Fast unto death or Fad Dieting?

K Chandrasekhar Rao's 10 day fast unto death has resulted in the possible formation of a new Indian state, a near complete standstill of legislative activity in AP, significant loss of public property and an epidemic, all over north India, of similar demands for statehood. The media debate has centered around whether the Congress government has acted in haste in accepting the demands of the agitating TRS cadres. Obviously there is also some debate over whether a new Telengana state will be viable and on the fate of Hyderabad. My own view point is that the attempt to divide a reasonably well-governed state along ethnic lines is the beginning of a dangerous trend that may eventually shake the very foundation of the Indian state.
But what I'd like to touch upon is the whole idea of the political fast and the role it has placed in this case. The TRS chief was arrested before his fast under section 309 of the IPC which covers any attempts to take one's own life but his fast continued. He was then shifted to Nizam's Institute of Medical Sciences in Hyderabad where he even though he recieved attention his medical condition kept deteriorating. At this point his worsening condition began to consume the entire nation and national leaders of all hues came out with statements saying K Chandrasekhar Rao's life should not be martyred to the Telengana cause. The general public was bombarded daily with images of a visibly weak Rao and more importantly the damage to public property by rampaging supporters of the Telengana movement. It was here that the Chandrasekhar fast differed from say the kind of fast that Mahatma Gandhi used to undergo. Gandhi never undertook a fast unto death to force the British to leave India. Bapu's fasts were not about using the potential of his possible death to achieve his political aims, and he definitely would never have accepted any Telengana state that came into being after all the rampaging and violent demonstration that took place. His fasts were about penance and forcing his supporters and well-wishers to look inwards at their own actions. But comparisons to Gandhiji are probably unfair.

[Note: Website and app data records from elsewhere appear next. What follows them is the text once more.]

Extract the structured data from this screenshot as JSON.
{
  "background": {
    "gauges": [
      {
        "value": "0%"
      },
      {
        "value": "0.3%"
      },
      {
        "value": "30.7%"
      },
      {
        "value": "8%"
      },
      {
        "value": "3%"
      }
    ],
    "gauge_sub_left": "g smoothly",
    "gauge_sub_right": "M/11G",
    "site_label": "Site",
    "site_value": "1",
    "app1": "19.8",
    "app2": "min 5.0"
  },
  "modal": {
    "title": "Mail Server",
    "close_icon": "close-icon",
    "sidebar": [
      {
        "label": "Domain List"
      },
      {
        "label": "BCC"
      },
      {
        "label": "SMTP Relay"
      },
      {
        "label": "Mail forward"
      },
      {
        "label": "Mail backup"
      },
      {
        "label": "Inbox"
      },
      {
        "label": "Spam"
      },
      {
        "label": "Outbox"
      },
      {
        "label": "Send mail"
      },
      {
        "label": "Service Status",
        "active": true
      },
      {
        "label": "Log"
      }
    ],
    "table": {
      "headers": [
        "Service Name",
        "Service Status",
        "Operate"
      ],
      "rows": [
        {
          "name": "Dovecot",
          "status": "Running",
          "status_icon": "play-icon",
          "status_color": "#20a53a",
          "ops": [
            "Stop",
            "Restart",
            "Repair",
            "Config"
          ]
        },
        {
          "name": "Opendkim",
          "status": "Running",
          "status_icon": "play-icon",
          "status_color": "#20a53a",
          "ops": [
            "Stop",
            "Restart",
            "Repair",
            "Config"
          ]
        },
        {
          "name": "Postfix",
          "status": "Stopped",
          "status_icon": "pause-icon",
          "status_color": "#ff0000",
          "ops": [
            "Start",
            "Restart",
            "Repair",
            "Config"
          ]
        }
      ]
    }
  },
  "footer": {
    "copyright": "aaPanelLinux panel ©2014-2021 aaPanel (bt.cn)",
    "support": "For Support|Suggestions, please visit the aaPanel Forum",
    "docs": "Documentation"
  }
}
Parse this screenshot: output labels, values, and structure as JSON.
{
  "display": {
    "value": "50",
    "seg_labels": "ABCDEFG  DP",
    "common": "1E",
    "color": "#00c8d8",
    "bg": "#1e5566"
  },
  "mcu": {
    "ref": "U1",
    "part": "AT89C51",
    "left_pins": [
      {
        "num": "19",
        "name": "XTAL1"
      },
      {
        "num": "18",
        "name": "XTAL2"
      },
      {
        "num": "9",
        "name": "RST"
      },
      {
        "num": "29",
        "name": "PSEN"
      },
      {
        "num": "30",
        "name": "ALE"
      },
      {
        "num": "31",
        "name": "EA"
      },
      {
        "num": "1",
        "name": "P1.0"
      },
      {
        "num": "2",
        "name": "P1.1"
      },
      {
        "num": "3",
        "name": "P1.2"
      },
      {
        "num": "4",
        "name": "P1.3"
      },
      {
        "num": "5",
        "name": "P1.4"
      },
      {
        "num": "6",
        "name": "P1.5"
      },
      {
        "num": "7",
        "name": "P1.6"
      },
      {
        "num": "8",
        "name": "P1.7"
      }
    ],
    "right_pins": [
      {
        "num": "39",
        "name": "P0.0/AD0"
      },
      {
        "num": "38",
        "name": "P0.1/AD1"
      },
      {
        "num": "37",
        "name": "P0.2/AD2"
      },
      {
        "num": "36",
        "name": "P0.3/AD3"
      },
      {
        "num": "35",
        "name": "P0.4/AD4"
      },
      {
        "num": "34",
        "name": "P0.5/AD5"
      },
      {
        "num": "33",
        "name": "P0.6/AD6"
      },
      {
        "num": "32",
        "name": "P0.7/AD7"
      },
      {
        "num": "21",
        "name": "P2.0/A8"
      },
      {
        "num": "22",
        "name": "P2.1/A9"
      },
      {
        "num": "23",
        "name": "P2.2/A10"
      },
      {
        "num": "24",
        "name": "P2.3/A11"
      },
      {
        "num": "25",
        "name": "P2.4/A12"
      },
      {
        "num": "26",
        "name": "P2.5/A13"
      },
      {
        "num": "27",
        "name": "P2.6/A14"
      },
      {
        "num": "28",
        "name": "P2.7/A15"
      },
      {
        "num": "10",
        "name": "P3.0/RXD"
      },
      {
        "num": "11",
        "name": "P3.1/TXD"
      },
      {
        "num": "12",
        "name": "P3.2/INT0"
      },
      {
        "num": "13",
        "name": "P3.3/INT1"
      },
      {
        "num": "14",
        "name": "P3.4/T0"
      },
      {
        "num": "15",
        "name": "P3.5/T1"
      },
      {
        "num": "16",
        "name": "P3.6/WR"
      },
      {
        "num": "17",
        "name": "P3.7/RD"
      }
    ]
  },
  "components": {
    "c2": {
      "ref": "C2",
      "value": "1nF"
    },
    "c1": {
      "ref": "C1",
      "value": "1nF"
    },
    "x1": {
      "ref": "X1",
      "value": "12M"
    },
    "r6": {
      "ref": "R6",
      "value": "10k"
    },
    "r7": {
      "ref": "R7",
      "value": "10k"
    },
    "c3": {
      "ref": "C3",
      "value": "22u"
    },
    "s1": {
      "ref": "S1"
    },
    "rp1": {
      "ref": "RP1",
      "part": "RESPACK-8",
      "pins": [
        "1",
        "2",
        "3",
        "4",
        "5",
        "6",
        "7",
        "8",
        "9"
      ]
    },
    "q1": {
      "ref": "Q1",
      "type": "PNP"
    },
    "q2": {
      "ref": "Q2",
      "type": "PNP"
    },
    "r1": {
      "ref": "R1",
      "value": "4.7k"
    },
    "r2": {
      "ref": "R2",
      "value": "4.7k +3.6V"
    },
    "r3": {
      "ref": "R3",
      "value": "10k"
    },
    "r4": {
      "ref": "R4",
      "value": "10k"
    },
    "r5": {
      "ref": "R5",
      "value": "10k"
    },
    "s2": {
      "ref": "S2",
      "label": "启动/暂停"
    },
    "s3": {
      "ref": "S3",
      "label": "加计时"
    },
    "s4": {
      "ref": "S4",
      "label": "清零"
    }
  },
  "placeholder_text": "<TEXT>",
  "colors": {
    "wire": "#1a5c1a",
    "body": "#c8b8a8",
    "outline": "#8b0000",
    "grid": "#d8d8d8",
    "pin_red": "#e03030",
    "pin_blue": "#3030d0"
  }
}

However how many of us have heard of Irom Charu Sharmila? This 37 year old civil rights activist and poet from Manipur has been on fast since November 4 2000; yes that's right, 2000, demanding the repeal of the Armed Forces (Special Powers) Act, 1958 which gives the army extensive powers and immunity in areas the Indian government deems 'disturbed areas.' Now I will not debate how justified Ms Sharmila's demands are. But given the extensive nature of the powers given to the Indian army there is every likelihood of it being misused. But more importantly we must compare the kind of media attention accorded to Chandrasekhar Rao and that given to Irom Sharmila and wonder why the difference? Why the alacrity to act and why the clamour of politicians to support a cause that has not even been debated much in the public forum?
Whatever the outcome of the Telengana agitation, Irom Sharmila atleast deserves a fraction of the media attention that K Chandrasekhar Rao got.